Problem description — For the data below, please report each line where the word "Уровень" is found.

Records shown —
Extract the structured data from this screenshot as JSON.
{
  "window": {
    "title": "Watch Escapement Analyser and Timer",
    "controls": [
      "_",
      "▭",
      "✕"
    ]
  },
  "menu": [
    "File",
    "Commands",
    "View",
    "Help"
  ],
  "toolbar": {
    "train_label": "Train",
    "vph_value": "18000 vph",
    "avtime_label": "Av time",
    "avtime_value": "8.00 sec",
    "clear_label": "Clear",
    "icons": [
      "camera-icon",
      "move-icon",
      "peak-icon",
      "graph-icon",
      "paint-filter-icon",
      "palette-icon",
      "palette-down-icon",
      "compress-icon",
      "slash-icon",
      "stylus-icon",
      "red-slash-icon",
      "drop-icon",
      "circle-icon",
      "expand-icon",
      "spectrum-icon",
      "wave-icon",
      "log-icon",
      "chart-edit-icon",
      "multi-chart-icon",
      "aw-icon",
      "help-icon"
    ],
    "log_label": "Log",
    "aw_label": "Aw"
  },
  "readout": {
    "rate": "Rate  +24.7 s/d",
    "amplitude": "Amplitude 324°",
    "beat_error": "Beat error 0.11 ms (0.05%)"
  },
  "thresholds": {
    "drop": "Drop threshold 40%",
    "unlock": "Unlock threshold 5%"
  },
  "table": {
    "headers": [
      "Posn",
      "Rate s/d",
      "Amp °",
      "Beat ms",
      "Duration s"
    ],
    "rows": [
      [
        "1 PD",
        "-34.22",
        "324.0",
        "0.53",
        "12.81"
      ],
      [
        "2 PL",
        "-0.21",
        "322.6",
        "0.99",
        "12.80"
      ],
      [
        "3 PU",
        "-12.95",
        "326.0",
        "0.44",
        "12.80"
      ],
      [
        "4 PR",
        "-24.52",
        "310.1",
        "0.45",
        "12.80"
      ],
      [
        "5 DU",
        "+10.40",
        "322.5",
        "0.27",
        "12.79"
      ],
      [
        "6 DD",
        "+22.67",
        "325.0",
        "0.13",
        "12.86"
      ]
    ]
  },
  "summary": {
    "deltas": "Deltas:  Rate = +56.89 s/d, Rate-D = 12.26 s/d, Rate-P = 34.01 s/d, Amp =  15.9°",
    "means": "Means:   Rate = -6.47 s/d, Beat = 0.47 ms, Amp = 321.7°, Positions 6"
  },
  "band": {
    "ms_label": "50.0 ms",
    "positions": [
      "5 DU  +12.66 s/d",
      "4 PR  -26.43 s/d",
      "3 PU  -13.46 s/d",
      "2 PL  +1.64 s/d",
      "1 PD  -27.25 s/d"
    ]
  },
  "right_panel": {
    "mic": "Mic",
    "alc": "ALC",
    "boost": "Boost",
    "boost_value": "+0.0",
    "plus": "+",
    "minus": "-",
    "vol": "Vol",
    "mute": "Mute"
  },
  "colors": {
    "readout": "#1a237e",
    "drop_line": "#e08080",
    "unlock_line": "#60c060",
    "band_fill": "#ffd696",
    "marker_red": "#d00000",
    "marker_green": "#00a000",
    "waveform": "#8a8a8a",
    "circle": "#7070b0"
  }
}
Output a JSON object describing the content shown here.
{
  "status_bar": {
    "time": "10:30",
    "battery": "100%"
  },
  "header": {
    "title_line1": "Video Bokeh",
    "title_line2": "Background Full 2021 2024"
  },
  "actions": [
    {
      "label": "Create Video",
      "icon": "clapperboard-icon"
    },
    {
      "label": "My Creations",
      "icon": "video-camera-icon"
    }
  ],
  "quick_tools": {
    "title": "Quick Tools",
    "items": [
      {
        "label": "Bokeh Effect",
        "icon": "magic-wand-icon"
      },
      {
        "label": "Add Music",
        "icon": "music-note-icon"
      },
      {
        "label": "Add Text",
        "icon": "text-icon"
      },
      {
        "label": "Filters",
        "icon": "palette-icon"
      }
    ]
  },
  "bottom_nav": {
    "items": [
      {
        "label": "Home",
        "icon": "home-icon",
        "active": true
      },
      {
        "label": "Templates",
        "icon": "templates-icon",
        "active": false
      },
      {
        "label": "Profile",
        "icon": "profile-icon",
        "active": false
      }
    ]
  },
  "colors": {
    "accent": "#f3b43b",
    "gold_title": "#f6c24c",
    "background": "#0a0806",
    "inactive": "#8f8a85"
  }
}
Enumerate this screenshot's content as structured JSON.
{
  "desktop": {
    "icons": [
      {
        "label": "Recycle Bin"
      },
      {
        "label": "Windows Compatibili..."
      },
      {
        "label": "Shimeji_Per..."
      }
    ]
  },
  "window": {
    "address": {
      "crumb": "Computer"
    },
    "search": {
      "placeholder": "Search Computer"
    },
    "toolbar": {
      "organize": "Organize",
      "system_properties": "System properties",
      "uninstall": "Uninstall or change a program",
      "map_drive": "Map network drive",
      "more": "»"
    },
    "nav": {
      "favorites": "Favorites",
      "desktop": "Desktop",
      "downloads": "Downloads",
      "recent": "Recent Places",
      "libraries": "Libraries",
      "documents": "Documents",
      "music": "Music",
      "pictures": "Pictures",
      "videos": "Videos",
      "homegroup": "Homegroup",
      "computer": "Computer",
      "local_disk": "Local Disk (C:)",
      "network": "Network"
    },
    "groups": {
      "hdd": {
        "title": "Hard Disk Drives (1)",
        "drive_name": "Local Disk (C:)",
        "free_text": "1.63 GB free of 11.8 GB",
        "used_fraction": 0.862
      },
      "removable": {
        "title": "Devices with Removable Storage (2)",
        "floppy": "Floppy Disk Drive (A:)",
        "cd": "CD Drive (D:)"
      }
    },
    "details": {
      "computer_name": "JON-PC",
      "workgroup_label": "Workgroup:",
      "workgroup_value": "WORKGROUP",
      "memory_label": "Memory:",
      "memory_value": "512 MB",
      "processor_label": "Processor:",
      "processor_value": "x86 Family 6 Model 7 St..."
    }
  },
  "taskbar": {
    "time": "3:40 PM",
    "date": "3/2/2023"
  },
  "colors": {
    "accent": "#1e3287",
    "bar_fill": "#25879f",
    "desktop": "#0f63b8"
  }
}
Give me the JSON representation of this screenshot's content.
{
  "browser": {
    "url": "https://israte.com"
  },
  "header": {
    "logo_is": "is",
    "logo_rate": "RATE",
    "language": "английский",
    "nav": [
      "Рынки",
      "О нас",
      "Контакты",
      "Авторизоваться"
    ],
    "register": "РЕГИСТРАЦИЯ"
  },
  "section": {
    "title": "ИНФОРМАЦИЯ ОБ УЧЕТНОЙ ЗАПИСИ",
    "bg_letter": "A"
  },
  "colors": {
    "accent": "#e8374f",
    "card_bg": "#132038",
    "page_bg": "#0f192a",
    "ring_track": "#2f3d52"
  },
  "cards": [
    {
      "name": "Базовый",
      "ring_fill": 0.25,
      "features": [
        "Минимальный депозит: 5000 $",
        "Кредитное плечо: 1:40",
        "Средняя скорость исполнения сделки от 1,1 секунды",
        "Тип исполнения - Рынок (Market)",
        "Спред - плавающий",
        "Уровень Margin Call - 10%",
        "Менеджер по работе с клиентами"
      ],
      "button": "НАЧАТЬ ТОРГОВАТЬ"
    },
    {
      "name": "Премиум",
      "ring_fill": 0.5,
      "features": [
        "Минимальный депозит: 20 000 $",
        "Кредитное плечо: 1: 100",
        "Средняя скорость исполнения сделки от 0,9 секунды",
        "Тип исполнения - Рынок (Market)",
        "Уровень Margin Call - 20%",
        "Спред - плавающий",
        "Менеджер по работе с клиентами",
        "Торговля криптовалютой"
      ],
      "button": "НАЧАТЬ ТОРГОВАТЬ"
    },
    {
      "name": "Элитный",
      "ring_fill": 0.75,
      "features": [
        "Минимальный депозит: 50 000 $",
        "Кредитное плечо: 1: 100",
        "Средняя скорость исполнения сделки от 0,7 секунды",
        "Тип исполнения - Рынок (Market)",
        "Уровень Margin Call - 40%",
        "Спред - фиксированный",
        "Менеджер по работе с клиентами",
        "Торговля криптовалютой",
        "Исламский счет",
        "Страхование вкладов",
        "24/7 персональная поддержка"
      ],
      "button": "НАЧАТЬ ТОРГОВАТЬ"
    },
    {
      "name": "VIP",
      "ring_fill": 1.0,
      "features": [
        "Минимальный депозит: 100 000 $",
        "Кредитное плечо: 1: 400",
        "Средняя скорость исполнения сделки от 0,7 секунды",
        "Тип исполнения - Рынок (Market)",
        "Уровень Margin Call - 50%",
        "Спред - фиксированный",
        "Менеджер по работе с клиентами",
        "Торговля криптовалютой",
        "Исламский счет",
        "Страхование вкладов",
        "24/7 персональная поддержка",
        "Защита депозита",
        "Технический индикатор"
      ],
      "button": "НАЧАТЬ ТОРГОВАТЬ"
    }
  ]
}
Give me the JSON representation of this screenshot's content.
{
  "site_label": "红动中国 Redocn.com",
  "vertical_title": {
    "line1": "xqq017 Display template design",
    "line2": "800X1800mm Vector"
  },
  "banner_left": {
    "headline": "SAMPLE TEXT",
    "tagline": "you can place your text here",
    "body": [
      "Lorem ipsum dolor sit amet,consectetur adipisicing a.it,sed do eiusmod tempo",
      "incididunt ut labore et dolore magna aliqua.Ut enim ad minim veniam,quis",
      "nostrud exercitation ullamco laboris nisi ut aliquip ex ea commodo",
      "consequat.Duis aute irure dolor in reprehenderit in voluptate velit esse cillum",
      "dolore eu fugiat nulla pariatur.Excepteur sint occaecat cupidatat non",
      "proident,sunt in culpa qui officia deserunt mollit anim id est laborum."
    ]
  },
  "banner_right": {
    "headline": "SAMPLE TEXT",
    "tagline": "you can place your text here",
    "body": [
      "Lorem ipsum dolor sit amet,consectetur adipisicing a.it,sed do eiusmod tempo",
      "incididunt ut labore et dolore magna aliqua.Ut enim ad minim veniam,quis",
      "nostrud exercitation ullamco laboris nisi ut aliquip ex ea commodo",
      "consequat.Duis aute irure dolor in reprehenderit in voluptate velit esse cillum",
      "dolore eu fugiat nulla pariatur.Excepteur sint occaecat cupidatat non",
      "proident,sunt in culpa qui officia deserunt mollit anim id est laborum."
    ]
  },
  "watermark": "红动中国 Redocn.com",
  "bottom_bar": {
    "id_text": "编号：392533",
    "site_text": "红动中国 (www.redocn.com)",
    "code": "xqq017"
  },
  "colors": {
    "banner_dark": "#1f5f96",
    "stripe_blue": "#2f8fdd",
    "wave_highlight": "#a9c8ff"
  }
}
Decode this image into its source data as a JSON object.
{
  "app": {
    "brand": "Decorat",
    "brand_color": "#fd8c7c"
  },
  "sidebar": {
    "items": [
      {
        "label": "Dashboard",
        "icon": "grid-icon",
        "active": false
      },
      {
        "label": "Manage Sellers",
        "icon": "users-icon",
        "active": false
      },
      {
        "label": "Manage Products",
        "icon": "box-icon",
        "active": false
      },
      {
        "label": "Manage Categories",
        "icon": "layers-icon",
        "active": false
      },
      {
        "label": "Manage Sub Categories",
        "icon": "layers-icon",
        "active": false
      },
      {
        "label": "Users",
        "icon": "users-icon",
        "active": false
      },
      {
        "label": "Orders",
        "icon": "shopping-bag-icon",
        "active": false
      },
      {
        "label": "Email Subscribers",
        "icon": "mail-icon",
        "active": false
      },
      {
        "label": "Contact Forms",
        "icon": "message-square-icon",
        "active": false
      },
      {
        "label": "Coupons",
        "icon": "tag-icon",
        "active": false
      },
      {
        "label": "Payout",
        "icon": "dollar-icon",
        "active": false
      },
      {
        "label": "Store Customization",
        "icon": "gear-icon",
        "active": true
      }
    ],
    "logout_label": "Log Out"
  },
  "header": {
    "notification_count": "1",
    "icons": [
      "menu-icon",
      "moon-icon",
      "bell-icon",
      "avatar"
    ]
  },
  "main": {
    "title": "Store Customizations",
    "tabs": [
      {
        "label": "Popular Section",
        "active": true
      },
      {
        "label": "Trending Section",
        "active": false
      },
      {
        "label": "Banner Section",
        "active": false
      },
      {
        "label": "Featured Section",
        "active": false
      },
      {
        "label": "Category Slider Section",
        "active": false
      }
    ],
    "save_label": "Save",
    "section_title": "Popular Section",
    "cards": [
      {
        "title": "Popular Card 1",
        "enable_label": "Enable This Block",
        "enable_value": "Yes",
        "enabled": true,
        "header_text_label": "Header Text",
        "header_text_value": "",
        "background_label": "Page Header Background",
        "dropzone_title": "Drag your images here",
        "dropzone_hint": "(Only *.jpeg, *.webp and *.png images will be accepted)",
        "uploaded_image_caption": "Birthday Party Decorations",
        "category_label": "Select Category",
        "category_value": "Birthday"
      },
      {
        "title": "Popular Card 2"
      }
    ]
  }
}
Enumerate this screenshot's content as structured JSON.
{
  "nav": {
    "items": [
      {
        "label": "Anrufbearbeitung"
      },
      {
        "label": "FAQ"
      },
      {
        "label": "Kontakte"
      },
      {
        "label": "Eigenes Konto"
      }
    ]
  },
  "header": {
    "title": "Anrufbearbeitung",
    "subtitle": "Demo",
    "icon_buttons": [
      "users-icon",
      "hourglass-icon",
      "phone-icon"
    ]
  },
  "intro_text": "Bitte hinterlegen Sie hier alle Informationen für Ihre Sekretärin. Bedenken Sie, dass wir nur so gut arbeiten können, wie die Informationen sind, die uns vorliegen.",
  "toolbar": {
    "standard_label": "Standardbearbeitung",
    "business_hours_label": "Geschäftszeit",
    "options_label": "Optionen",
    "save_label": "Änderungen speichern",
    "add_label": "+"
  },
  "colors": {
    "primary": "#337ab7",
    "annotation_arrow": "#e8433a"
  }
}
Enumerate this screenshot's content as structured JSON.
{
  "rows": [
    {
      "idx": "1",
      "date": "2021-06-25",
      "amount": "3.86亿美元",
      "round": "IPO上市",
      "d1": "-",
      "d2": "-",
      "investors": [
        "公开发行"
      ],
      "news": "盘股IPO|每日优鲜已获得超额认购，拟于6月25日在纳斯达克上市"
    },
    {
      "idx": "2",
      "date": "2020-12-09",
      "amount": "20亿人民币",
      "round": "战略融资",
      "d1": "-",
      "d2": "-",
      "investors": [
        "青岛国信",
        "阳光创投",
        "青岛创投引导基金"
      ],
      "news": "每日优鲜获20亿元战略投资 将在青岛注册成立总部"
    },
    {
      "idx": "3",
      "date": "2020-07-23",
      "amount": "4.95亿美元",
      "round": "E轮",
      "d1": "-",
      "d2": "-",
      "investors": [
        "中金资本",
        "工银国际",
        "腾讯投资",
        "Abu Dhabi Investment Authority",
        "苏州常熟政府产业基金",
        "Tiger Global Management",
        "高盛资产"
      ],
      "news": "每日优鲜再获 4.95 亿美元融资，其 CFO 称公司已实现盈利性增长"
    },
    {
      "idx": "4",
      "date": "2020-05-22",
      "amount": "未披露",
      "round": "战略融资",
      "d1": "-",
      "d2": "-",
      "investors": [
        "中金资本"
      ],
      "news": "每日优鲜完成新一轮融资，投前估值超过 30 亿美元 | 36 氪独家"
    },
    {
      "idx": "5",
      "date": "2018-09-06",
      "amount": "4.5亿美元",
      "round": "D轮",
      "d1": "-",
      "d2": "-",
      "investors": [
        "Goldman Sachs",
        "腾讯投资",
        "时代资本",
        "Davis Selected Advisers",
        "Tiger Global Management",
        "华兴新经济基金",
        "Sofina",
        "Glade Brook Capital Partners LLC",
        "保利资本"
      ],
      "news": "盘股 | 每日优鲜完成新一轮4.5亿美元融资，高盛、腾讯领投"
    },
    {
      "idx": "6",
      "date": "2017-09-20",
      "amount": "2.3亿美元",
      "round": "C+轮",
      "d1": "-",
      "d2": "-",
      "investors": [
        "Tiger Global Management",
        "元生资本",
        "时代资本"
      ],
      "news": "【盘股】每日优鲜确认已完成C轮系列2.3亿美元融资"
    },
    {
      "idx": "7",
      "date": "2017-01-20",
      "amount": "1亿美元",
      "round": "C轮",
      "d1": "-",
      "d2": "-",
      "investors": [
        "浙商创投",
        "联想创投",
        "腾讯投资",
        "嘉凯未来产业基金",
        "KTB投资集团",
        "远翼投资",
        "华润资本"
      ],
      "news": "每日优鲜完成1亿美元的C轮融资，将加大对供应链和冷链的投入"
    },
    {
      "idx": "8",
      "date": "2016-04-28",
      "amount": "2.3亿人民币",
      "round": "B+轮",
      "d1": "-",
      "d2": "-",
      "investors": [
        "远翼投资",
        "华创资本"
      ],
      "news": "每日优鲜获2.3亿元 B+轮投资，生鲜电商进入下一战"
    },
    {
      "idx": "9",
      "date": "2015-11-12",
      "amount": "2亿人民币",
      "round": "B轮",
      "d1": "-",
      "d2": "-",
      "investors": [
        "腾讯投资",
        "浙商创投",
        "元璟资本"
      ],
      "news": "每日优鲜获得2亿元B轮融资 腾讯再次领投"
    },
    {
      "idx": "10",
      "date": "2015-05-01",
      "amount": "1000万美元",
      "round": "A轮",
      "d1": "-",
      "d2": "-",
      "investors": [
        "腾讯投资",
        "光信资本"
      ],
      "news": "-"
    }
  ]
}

Reply to the exercise —
        "Уровень Margin Call - 10%",
        "Уровень Margin Call - 20%",
        "Уровень Margin Call - 40%",
        "Уровень Margin Call - 50%",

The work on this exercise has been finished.